**Record extracts:**
--------------------------------

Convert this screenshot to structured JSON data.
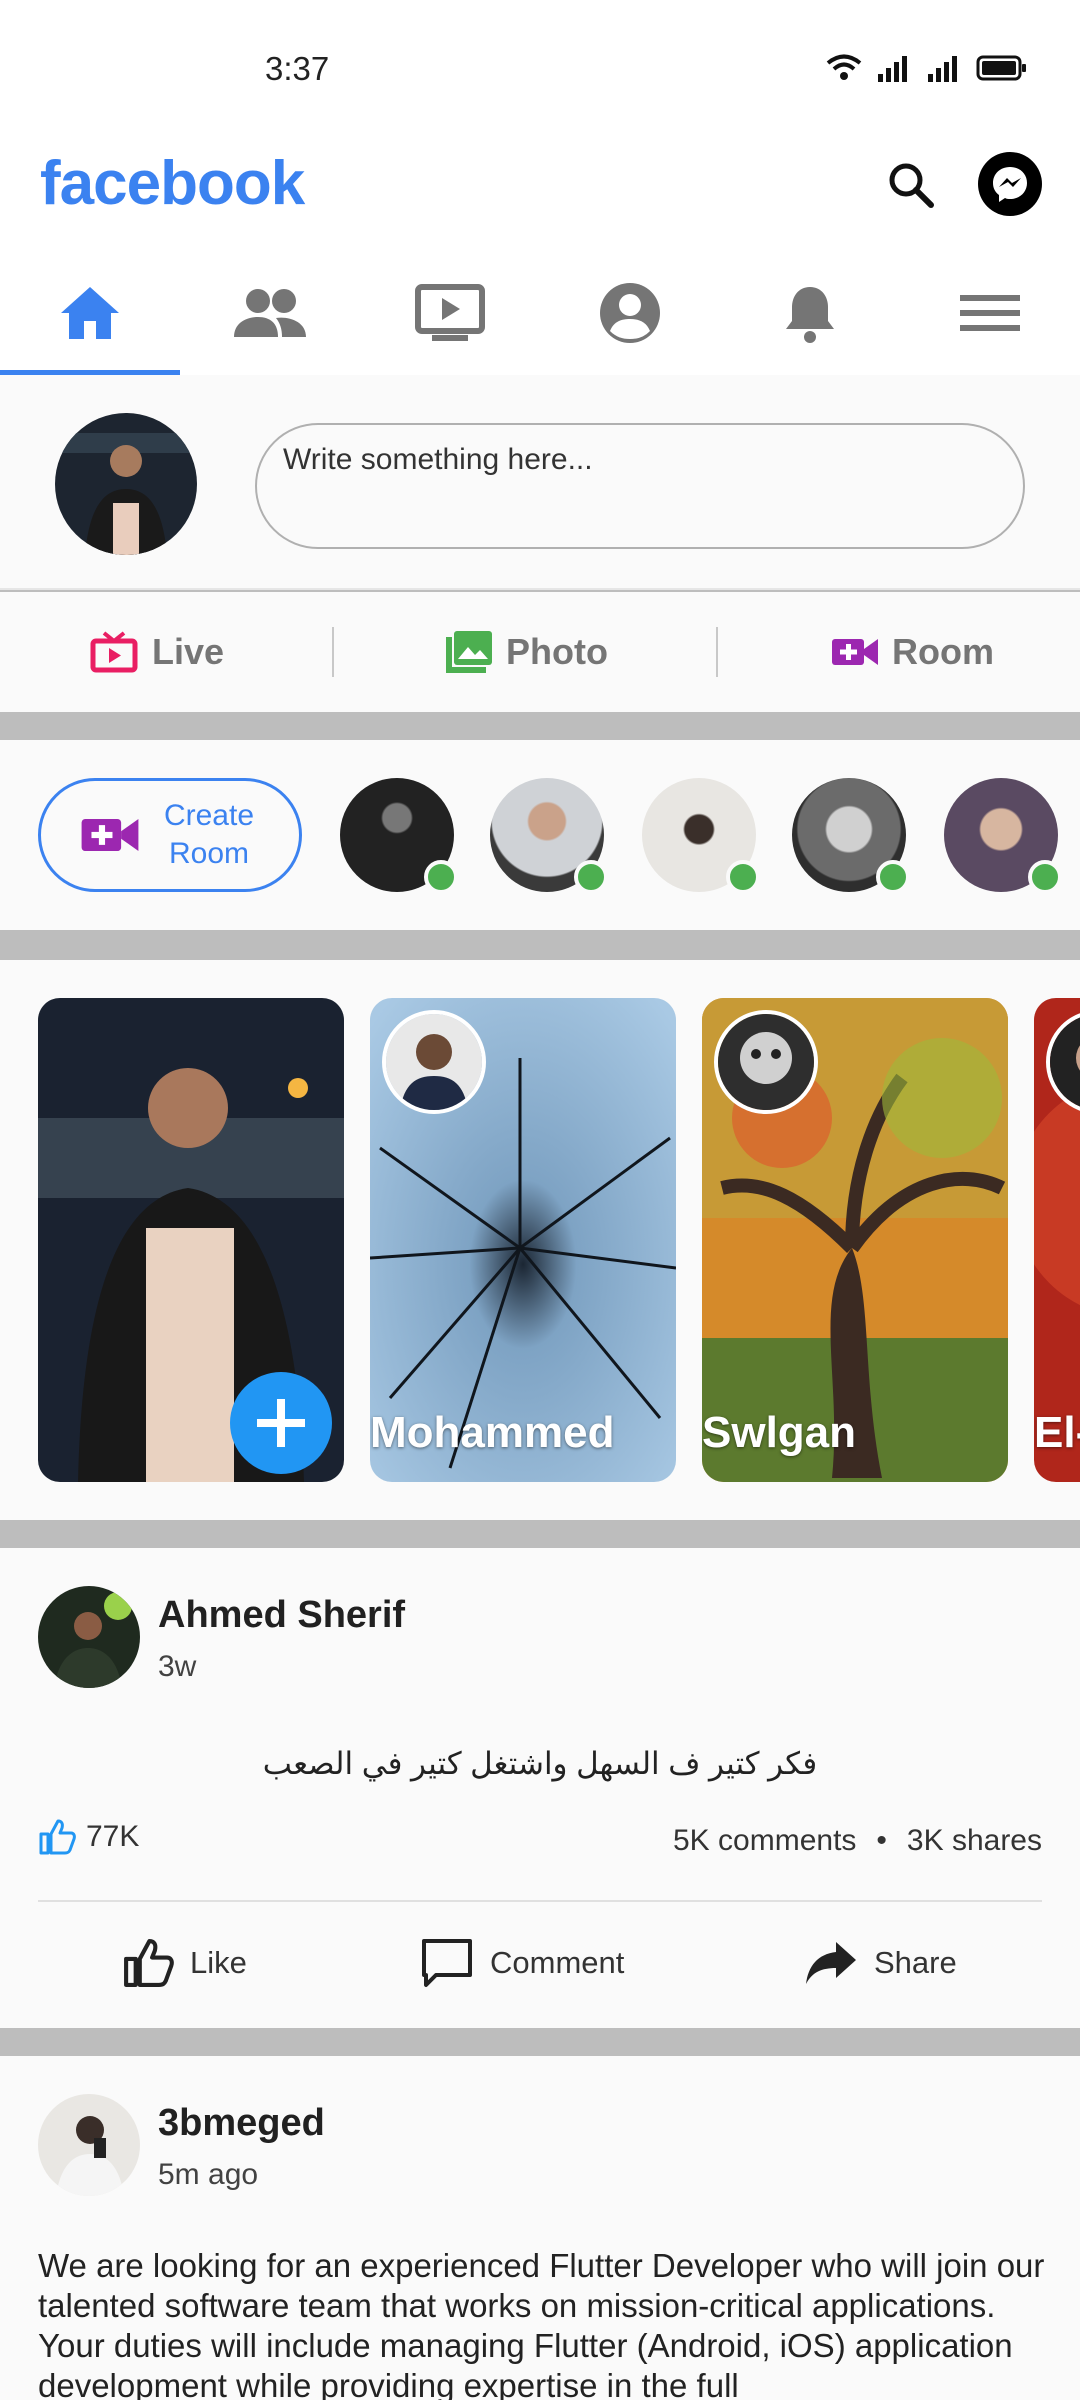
{
  "status": {
    "time": "3:37"
  },
  "app": {
    "brand": "facebook"
  },
  "tabs": [
    {
      "name": "home-icon",
      "active": true
    },
    {
      "name": "friends-icon",
      "active": false
    },
    {
      "name": "watch-icon",
      "active": false
    },
    {
      "name": "profile-icon",
      "active": false
    },
    {
      "name": "bell-icon",
      "active": false
    },
    {
      "name": "menu-icon",
      "active": false
    }
  ],
  "composer": {
    "placeholder": "Write something here..."
  },
  "actions": {
    "live": "Live",
    "photo": "Photo",
    "room": "Room"
  },
  "rooms": {
    "create_label": "Create Room"
  },
  "stories": [
    {
      "name": ""
    },
    {
      "name": "Mohammed"
    },
    {
      "name": "Swlgan"
    },
    {
      "name": "El-"
    }
  ],
  "post1": {
    "author": "Ahmed Sherif",
    "time": "3w",
    "text": "فكر كتير ف السهل واشتغل كتير في الصعب",
    "likes": "77K",
    "comments": "5K comments",
    "bullet": "•",
    "shares": "3K shares",
    "like_label": "Like",
    "comment_label": "Comment",
    "share_label": "Share"
  },
  "post2": {
    "author": "3bmeged",
    "time": "5m ago",
    "text": "We are looking for an experienced Flutter Developer who will join our talented software team that works on mission-critical applications. Your duties will include managing Flutter (Android, iOS) application development while providing expertise in the full"
  },
  "colors": {
    "brand": "#3b82f0",
    "live": "#e91e63",
    "photo": "#4caf50",
    "room": "#9c27b0",
    "online": "#4caf50"
  }
}
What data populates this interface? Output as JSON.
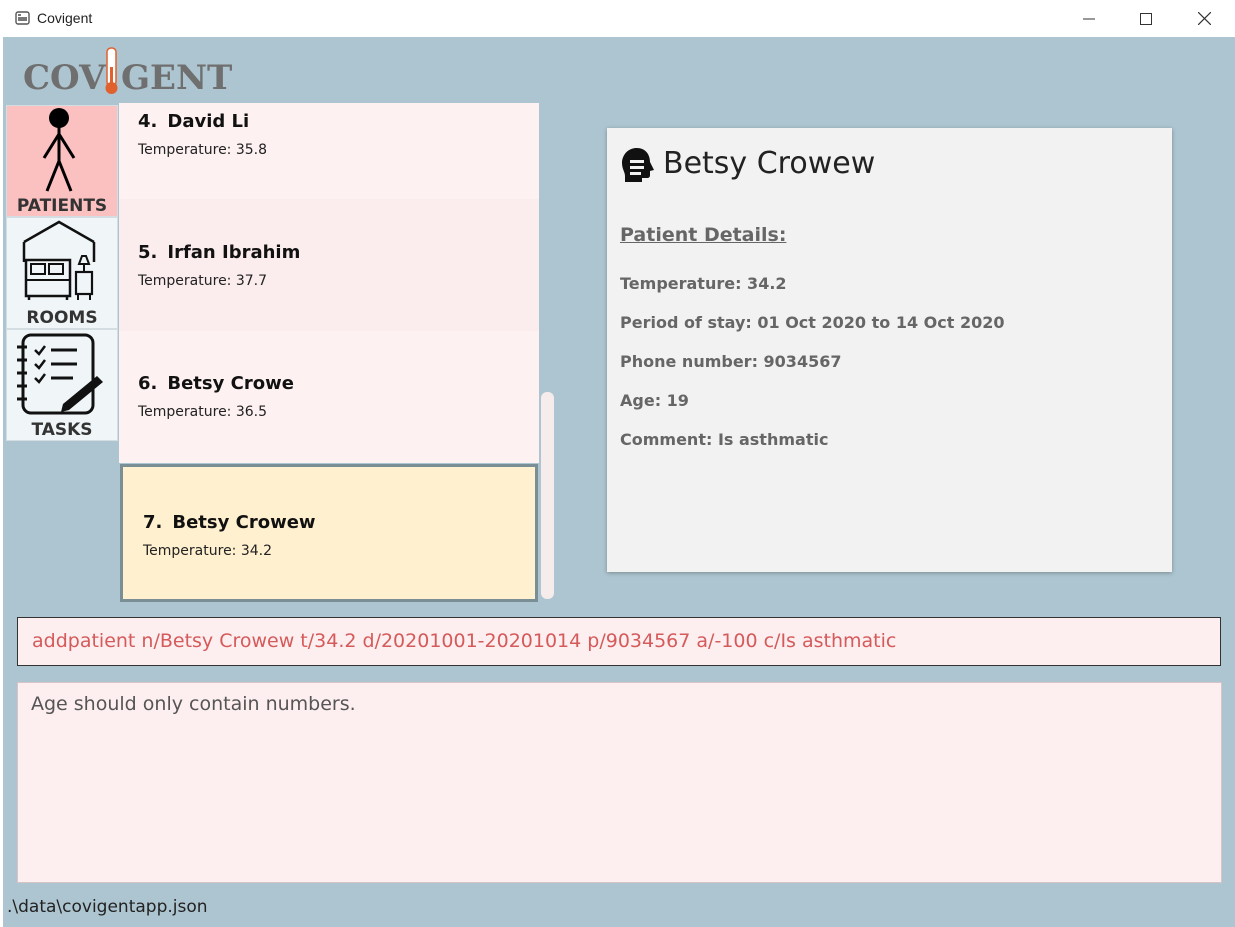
{
  "window": {
    "title": "Covigent"
  },
  "logo": {
    "text_left": "COV",
    "text_right": "GENT"
  },
  "nav": {
    "items": [
      {
        "label": "PATIENTS",
        "active": true
      },
      {
        "label": "ROOMS",
        "active": false
      },
      {
        "label": "TASKS",
        "active": false
      }
    ]
  },
  "patient_list": {
    "items": [
      {
        "index": "4.",
        "name": "David Li",
        "temperature": "Temperature: 35.8"
      },
      {
        "index": "5.",
        "name": "Irfan Ibrahim",
        "temperature": "Temperature: 37.7"
      },
      {
        "index": "6.",
        "name": "Betsy Crowe",
        "temperature": "Temperature: 36.5"
      },
      {
        "index": "7.",
        "name": "Betsy Crowew",
        "temperature": "Temperature: 34.2",
        "selected": true
      }
    ]
  },
  "detail": {
    "name": "Betsy Crowew",
    "section_title": "Patient Details:",
    "rows": [
      "Temperature: 34.2",
      "Period of stay: 01 Oct 2020 to 14 Oct 2020",
      "Phone number: 9034567",
      "Age: 19",
      "Comment: Is asthmatic"
    ]
  },
  "command": {
    "value": "addpatient n/Betsy Crowew t/34.2 d/20201001-20201014 p/9034567 a/-100 c/Is asthmatic"
  },
  "result": {
    "text": "Age should only contain numbers."
  },
  "status_bar": {
    "path": ".\\data\\covigentapp.json"
  },
  "colors": {
    "background": "#adc5d0",
    "active_nav": "#fbc0c0",
    "selected_card": "#fff0cf",
    "command_text": "#d55a5a",
    "thermometer": "#e0612d"
  },
  "icons": [
    "app-icon",
    "person-icon",
    "bedroom-icon",
    "checklist-icon",
    "patient-head-icon",
    "thermometer-icon"
  ]
}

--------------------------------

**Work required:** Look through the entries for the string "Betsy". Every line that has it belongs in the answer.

**Response below:**
        "name": "Betsy Crowe",
        "name": "Betsy Crowew",
    "name": "Betsy Crowew",
    "value": "addpatient n/Betsy Crowew t/34.2 d/20201001-20201014 p/9034567 a/-100 c/Is asthmatic"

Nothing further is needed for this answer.